Global alliance to wait for court decision before deciding on rights watchdog’s statusNational Human Rights Commission could lose ‘A’ status if appointments made in it through ordinance are found unconstitutional.
The Global Alliance of National Human Rights Institutions has rejected the claim of the National Human Rights Commission that its chairperson and members were selected abiding by Nepal’s international obligations.
The alliance, an umbrella body of national human rights institutions from 127 countries, on October 28 conducted a review on the “A” status of the constitutional human rights watchdog following complaints that the appointments of its chairperson and members were done flouting the domestic laws and the Paris Principles.

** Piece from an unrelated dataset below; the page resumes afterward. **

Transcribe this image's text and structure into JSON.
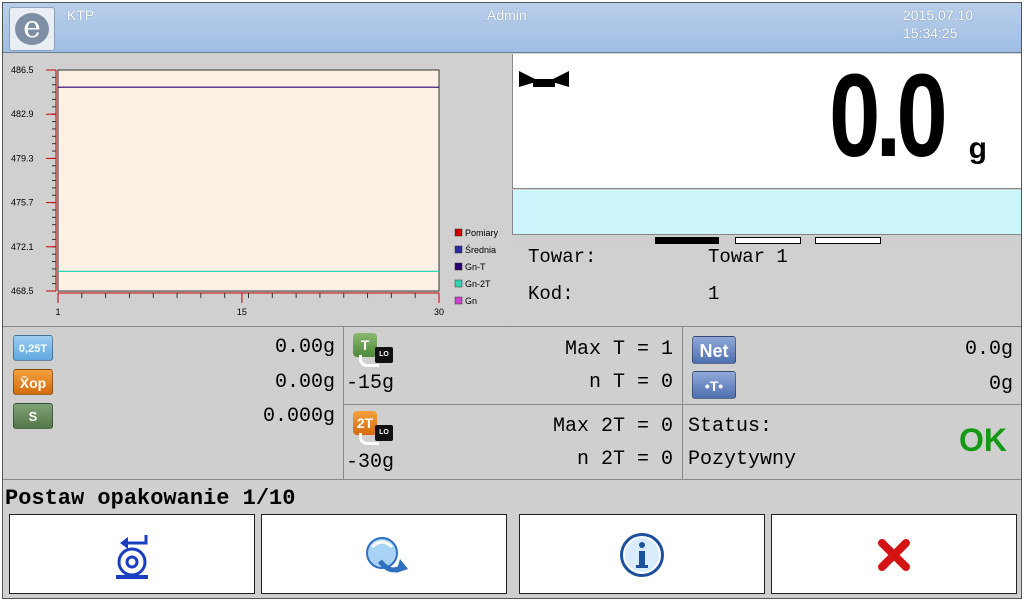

President Bidya Devi Bhandari on February 3 appointed the chair and four commissioners to the National Human Rights Commission (NHRC) based on the recommendations from the Constitutional Council. The council recommended them after a controversial amendment to the Constitutional Council (Functions, Duties, and Procedures) Act through an ordinance on December 15 last year.

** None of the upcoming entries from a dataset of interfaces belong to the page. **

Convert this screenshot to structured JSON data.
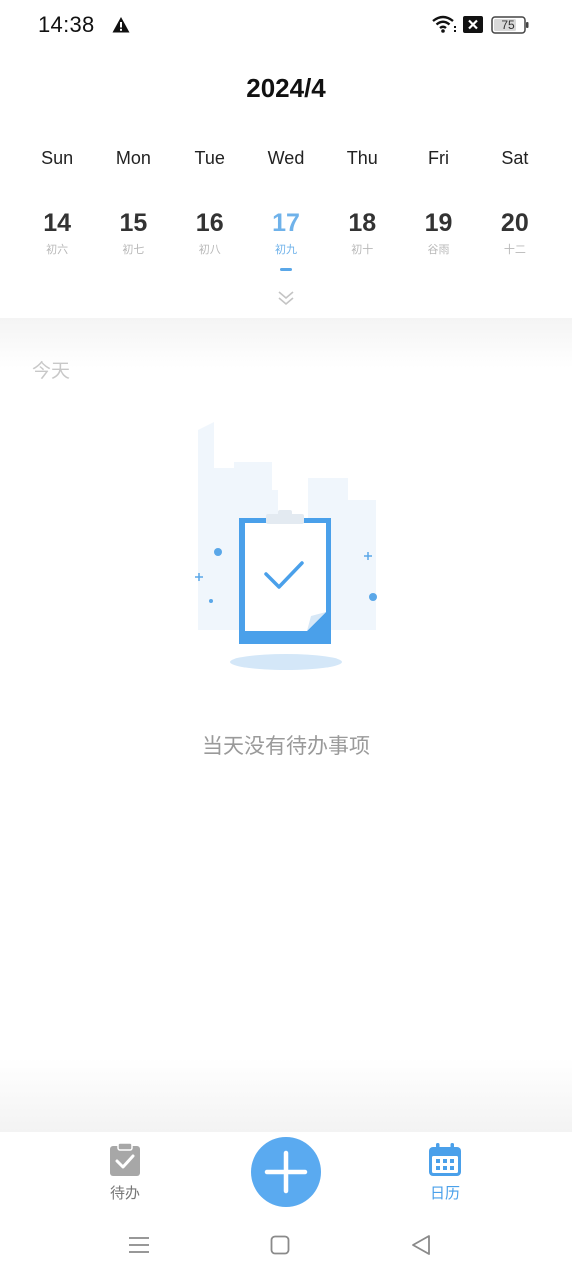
{
  "status_bar": {
    "time": "14:38",
    "battery": "75",
    "icons": [
      "alert-icon",
      "wifi-icon",
      "no-sim-icon",
      "battery-icon"
    ]
  },
  "calendar": {
    "month_title": "2024/4",
    "weekdays": [
      "Sun",
      "Mon",
      "Tue",
      "Wed",
      "Thu",
      "Fri",
      "Sat"
    ],
    "days": [
      {
        "num": "14",
        "lunar": "初六"
      },
      {
        "num": "15",
        "lunar": "初七"
      },
      {
        "num": "16",
        "lunar": "初八"
      },
      {
        "num": "17",
        "lunar": "初九",
        "selected": true
      },
      {
        "num": "18",
        "lunar": "初十"
      },
      {
        "num": "19",
        "lunar": "谷雨"
      },
      {
        "num": "20",
        "lunar": "十二"
      }
    ],
    "accent_color": "#5aa7e8"
  },
  "content": {
    "section_label": "今天",
    "empty_message": "当天没有待办事项"
  },
  "bottom_nav": {
    "todo_label": "待办",
    "calendar_label": "日历",
    "active": "calendar",
    "fab_icon": "plus-icon",
    "fab_color": "#5aaaf0"
  },
  "system_nav": {
    "icons": [
      "menu-icon",
      "home-icon",
      "back-icon"
    ]
  }
}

Their parliamentary hearing couldn’t take place as then prime minister KP Sharma Oli on December 20 dissolved the House of Representatives. They were appointed as per the regulations of the federal parliament which said those whose hearing cannot be conducted within 45 days of recommendation will get an automatic appointment.
At least half a dozen writ petitions challenging the ordinance, recommendations of the council and the appointments are pending in the Supreme Court. The Subcommittee of Accreditation of the alliance has said though it acknowledges the claim from the commission that that the appointments were done as per Articles 248 and 292 of the Constitution of Nepal and in line with the ordinance issued by the President, it is concerned about the appointment process.
“The subcommittee remains concerned that the appointment process of the current members of the commission did not meet the requirements of the Paris Principles and could adversely impact the actual and perceived institutional independence of the commission as well as threaten the stability of the institution into the future,” reads the decision of the subcommittee. “Therefore, it deferred its review of the commission, pending the decision of the Constitutional Bench of the Supreme Court on the legality of the recent appointments.”
Adopted in 1993 by the United Nations General Assembly, the Paris Principles set six criteria that national human rights institutions need to follow. These include autonomy from the government and the independence guaranteed by the constitution besides adequate competence, pluralism and the availability of resources and powers to carry out investigations.
The review will be conducted in June next year and decide whether to downgrade the “A” status of the constitutional human rights watchdog. The subcommittee further said that it is critically important to ensure the formalisation of a clear, transparent, and participatory selection and appointment process for the human rights institution’s decision-making body in relevant legislation, regulations or binding administrative guidelines, as appropriate.
Downgrading of the national human rights commission signifies a dwindling human rights situation and lack of independence of the rights watchdog. “The alliance has been given a year to correct the appointment process,” Bed Bhattarai, a former secretary at the commission, told the Post. “It is highly likely that the commission will lose the present status if the present appointment is not rectified.”
Former Supreme Court justice Top Bahadur Magar is the chair of the commission while Surya Dhungel, Mihir Thakur, Manoj Duwady and Lily Thapa are its members.
In its review, the alliance has recommended publicising vacancies broadly, maximising the number of potential candidates from a wide range of societal groups and educational qualifications, and promoting broad consultation and participation in the application, screening, selection and appointment process. It also has suggested assessing applicants on the basis of predetermined, objective and publicly available criteria and selecting members to serve in their individual capacity rather than on behalf of the organisation they represent.